● What to do:
Every record is to be printed exactly as written, and any picture in it is skipped.

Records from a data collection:
==========

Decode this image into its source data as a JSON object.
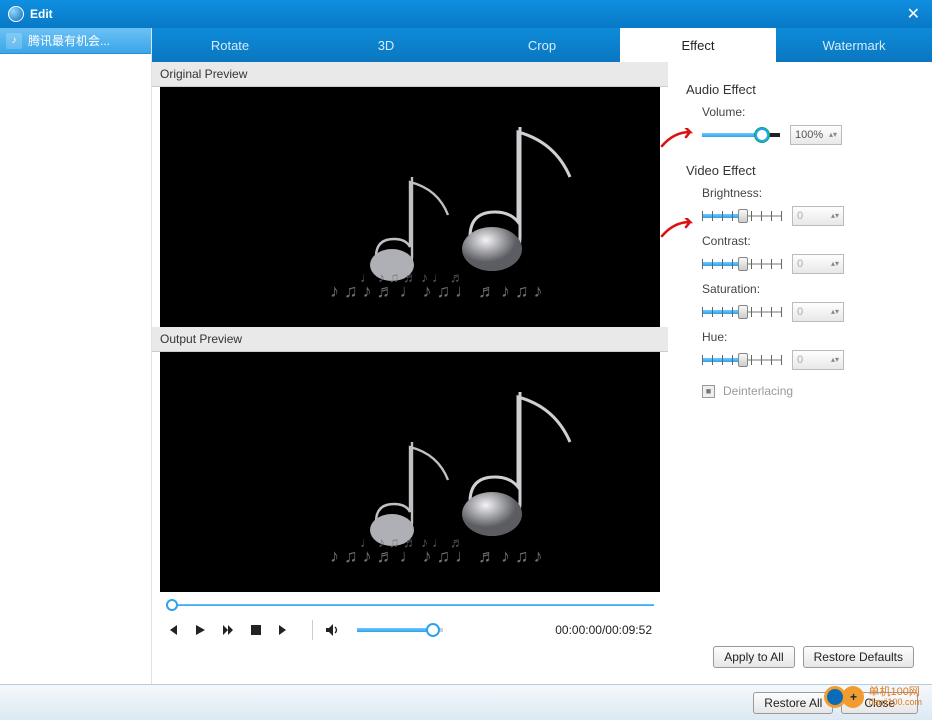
{
  "window": {
    "title": "Edit"
  },
  "sidebar": {
    "items": [
      {
        "label": "腾讯最有机会..."
      }
    ]
  },
  "tabs": [
    {
      "id": "rotate",
      "label": "Rotate",
      "active": false
    },
    {
      "id": "3d",
      "label": "3D",
      "active": false
    },
    {
      "id": "crop",
      "label": "Crop",
      "active": false
    },
    {
      "id": "effect",
      "label": "Effect",
      "active": true
    },
    {
      "id": "watermark",
      "label": "Watermark",
      "active": false
    }
  ],
  "preview": {
    "original_label": "Original Preview",
    "output_label": "Output Preview"
  },
  "effects": {
    "audio_section": "Audio Effect",
    "volume_label": "Volume:",
    "volume_value": "100%",
    "video_section": "Video Effect",
    "brightness_label": "Brightness:",
    "brightness_value": "0",
    "contrast_label": "Contrast:",
    "contrast_value": "0",
    "saturation_label": "Saturation:",
    "saturation_value": "0",
    "hue_label": "Hue:",
    "hue_value": "0",
    "deinterlacing_label": "Deinterlacing"
  },
  "player": {
    "current_time": "00:00:00",
    "total_time": "00:09:52",
    "time_display": "00:00:00/00:09:52"
  },
  "buttons": {
    "apply_all": "Apply to All",
    "restore_defaults": "Restore Defaults",
    "restore_all": "Restore All",
    "close": "Close"
  },
  "watermark": {
    "line1": "单机100网",
    "line2": "danji100.com"
  }
}
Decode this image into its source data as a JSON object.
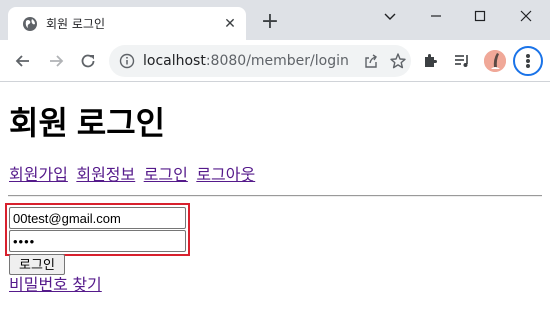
{
  "browser": {
    "tab": {
      "title": "회원 로그인",
      "favicon": "globe-icon",
      "close_icon": "close-icon"
    },
    "new_tab_icon": "plus-icon",
    "window_controls": [
      "tab-search-icon",
      "minimize-icon",
      "maximize-icon",
      "close-icon"
    ],
    "toolbar": {
      "back_icon": "back-arrow-icon",
      "forward_icon": "forward-arrow-icon",
      "reload_icon": "reload-icon",
      "url_host": "localhost",
      "url_path": ":8080/member/login",
      "site_info_icon": "info-icon",
      "share_icon": "share-icon",
      "bookmark_icon": "star-icon",
      "extensions_icon": "puzzle-icon",
      "media_icon": "media-queue-icon",
      "profile_icon": "avatar",
      "menu_icon": "kebab-menu-icon"
    }
  },
  "page": {
    "title": "회원 로그인",
    "nav_links": [
      "회원가입",
      "회원정보",
      "로그인",
      "로그아웃"
    ],
    "form": {
      "email_value": "00test@gmail.com",
      "password_value": "1234",
      "submit_label": "로그인"
    },
    "find_password_link": "비밀번호 찾기"
  },
  "colors": {
    "chrome_bg": "#dee1e6",
    "link_visited": "#551a8b",
    "highlight_border": "#d8212e",
    "focus_ring": "#1a73e8"
  }
}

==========

● Reply:
Decode this image into its source data as a JSON object.
{
  "window": {
    "title": "Edit"
  },
  "sidebar": {
    "items": [
      {
        "label": "腾讯最有机会..."
      }
    ]
  },
  "tabs": [
    {
      "id": "rotate",
      "label": "Rotate",
      "active": false
    },
    {
      "id": "3d",
      "label": "3D",
      "active": false
    },
    {
      "id": "crop",
      "label": "Crop",
      "active": false
    },
    {
      "id": "effect",
      "label": "Effect",
      "active": true
    },
    {
      "id": "watermark",
      "label": "Watermark",
      "active": false
    }
  ],
  "preview": {
    "original_label": "Original Preview",
    "output_label": "Output Preview"
  },
  "effects": {
    "audio_section": "Audio Effect",
    "volume_label": "Volume:",
    "volume_value": "100%",
    "video_section": "Video Effect",
    "brightness_label": "Brightness:",
    "brightness_value": "0",
    "contrast_label": "Contrast:",
    "contrast_value": "0",
    "saturation_label": "Saturation:",
    "saturation_value": "0",
    "hue_label": "Hue:",
    "hue_value": "0",
    "deinterlacing_label": "Deinterlacing"
  },
  "player": {
    "current_time": "00:00:00",
    "total_time": "00:09:52",
    "time_display": "00:00:00/00:09:52"
  },
  "buttons": {
    "apply_all": "Apply to All",
    "restore_defaults": "Restore Defaults",
    "restore_all": "Restore All",
    "close": "Close"
  },
  "watermark": {
    "line1": "单机100网",
    "line2": "danji100.com"
  }
}
Decode this image into its source data as a JSON object.
{
  "browser": {
    "tab": {
      "title": "회원 로그인",
      "favicon": "globe-icon",
      "close_icon": "close-icon"
    },
    "new_tab_icon": "plus-icon",
    "window_controls": [
      "tab-search-icon",
      "minimize-icon",
      "maximize-icon",
      "close-icon"
    ],
    "toolbar": {
      "back_icon": "back-arrow-icon",
      "forward_icon": "forward-arrow-icon",
      "reload_icon": "reload-icon",
      "url_host": "localhost",
      "url_path": ":8080/member/login",
      "site_info_icon": "info-icon",
      "share_icon": "share-icon",
      "bookmark_icon": "star-icon",
      "extensions_icon": "puzzle-icon",
      "media_icon": "media-queue-icon",
      "profile_icon": "avatar",
      "menu_icon": "kebab-menu-icon"
    }
  },
  "page": {
    "title": "회원 로그인",
    "nav_links": [
      "회원가입",
      "회원정보",
      "로그인",
      "로그아웃"
    ],
    "form": {
      "email_value": "00test@gmail.com",
      "password_value": "1234",
      "submit_label": "로그인"
    },
    "find_password_link": "비밀번호 찾기"
  },
  "colors": {
    "chrome_bg": "#dee1e6",
    "link_visited": "#551a8b",
    "highlight_border": "#d8212e",
    "focus_ring": "#1a73e8"
  }
}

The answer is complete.